By Bijan D. Manavizadeh
Imagine a two-year old child is sitting on a three-legged stool. If one or two legs are stronger than the other, the stool would not be stable and the child would be at risk of harm. Yet, if the stool has been properly constructed, with resources to ensure all three legs are strong and secure, then the stool would be durable and the child would be at a reduced risk of harm. The same principle is applicable to key factors of growth and development in early childhood—such as water, sanitation, and hygiene (WASH), nutrition, and early childhood development (ECD).
This metaphor was the crux of the Clean, Fed & Nurtured (CF&N) side session at the George Washington University Global Health Mini-University on March 4. Presentations by CF&N members Merri Weinger (USAID), Monica Woldt (FANTA III), and Julia Rosenbaum (USAID WASHplus) outlined the “why” and the “how” of developing and measuring indicators for integrated global health programs to better promote essential multi-sector collaboration of WASH, nutrition, and ECD.
In the first part of the session, the speakers shared evidence supporting the link between the three sectors of WASH, nutrition, and ECD and promoted cross-sectoral collaboration. In the second part, they addressed integral questions, such as: Which indicators need to be defined? How do we evaluate them? What kind of research is needed to develop more appropriate indicators for successful integration?
As a program officer for the Global Public-Private Partnership for Handwashing, I know the implications that WASH interventions can have on health and development, but I did not know the full extent to which poor WASH practices can inhibit nutrition and ECD. This what I learned and what needs to be done.
What we do know? The first 1,000 days of life—from conception to age two—is the most critical period of cognitive and motor function development in a person’s life. Evidence shows that WASH interventions can prevent diarrhea, which if left untreated can lead to undernutrition and poor physical and cognitive growth. Frequent bouts of diarrhea tend to lead to a reduced appetite and poor absorption of nutrients from the food children do consume. This leads to a vicious cycle. Undernourished children are more susceptible to contracting parasites, viruses, and bacteria that lead to diarrhea. This cycle of diarrhea and undernutrition leads to stunting, which can have lifelong implications as it prevents children from reaching their full potential, both physically and mentally. In the long term, this can lead to negative outcomes in school, in professional settings, and in society.

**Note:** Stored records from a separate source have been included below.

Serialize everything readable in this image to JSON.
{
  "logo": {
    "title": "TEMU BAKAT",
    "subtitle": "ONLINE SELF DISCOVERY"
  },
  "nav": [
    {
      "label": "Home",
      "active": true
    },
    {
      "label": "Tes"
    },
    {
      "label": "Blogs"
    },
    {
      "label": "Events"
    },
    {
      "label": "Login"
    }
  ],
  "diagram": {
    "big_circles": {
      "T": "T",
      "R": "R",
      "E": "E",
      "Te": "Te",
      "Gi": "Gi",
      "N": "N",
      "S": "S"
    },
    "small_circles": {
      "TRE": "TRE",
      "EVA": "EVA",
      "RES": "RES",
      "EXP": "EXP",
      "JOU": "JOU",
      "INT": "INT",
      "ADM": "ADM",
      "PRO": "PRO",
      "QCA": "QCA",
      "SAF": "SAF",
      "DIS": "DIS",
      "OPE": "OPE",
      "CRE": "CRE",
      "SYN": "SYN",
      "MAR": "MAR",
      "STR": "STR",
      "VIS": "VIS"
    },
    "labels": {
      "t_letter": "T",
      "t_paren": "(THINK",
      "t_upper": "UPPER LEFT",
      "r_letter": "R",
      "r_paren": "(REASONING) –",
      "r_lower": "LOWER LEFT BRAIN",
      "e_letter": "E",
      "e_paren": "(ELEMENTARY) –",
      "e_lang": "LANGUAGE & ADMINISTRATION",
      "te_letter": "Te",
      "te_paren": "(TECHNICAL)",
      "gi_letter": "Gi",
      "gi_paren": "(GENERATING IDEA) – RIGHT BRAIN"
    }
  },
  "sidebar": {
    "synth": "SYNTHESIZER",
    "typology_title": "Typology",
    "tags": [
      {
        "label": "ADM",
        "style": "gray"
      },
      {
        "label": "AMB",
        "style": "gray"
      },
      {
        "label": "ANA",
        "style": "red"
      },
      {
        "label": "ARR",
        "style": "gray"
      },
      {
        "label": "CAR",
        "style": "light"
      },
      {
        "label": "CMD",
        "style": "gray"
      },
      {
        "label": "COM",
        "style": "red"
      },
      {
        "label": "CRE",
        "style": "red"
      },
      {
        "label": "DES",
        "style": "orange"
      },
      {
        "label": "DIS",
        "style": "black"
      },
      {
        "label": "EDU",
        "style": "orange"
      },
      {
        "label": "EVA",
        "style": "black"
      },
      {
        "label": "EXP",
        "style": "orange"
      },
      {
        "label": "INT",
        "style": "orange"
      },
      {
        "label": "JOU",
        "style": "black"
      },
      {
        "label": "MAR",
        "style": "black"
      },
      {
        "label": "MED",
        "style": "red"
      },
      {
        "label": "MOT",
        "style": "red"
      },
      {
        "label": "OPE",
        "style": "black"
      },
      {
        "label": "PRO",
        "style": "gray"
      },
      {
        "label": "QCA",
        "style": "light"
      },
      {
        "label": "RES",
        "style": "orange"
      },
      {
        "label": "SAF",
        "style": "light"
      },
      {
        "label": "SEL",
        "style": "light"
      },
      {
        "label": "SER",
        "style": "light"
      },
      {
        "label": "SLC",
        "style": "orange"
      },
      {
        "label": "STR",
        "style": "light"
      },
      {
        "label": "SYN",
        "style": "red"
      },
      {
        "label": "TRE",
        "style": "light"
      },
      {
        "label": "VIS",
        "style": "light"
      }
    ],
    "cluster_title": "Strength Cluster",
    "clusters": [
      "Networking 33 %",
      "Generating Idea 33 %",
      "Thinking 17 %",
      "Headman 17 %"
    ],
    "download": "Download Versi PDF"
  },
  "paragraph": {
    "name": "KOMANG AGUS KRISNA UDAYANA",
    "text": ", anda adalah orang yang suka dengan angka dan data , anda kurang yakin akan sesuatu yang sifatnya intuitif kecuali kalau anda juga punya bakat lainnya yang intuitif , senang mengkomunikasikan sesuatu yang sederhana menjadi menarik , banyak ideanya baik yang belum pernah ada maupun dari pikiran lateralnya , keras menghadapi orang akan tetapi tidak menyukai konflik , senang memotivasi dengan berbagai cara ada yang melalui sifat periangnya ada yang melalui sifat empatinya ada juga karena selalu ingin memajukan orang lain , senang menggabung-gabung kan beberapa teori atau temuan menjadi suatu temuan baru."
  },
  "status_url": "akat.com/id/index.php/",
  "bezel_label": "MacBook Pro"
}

Why cross-sectoral collaboration? Growing evidence indicates that through integration we can harness synergies. Multifaceted problems need multifaceted solutions. Integration provides the opportunity for streamlining messages and greater efficiency in program delivery. However, there are challenges. Funding, staff motivation and workload, coordination among agencies and organizations are some of the many hurdles that must be overcome. Another hurdle is the lack of common indicators, which inhibit the measurement of program effectiveness.
Why focus on integrated indicators? Properly defined indicators for integration mean that we can learn which interventions worked and which failed to meet expectations. Each of the three sectors represented in CF&N have their own indicators with varying degrees of strength. Indicators that correspond with integrated programs will allow us to better know if our hypothesis—that integrating WASH, nutrition, and ECD will have a greater impact—is correct. We know that indicators developed and utilized must be SMART: specific, measurable, achievable, reliable, and time bound. But, we also know that there is more work to be done. The evidence base for three-way integration is growing, and the development of indicators is a crucial step as we move forward.
How do we move forward? During the second segment of the session at the Mini-University, the audience engaged in a discussion of what is needed to move forward by sharing ideas on ways to identify and develop indicators for integration, as well as methods for overcoming gaps and challenges of delivering integrated interventions.
Increased advocacy with donors is needed, integration must be incorporated at the service delivery level to not overburden families, and a broader range of partners, stakeholders, and implementers must be brought into the conversation. Simply put, more dialogue and a greater emphasis on developing frameworks with indicators that function along a continuum are both needed.
Robust, comprehensive, measurable, and integrated indicators will generate more evidence that will allow us to better hone our work. Ultimately, as the WASH, nutrition, and ECD sectors further collaborate and forge stronger bonds, a broad set of health, nutrition, and child development indicators will be essential to demonstrating impact. Certainly, the challenge is great, but we believe that through our joint efforts we can make a greater impact than we could alone.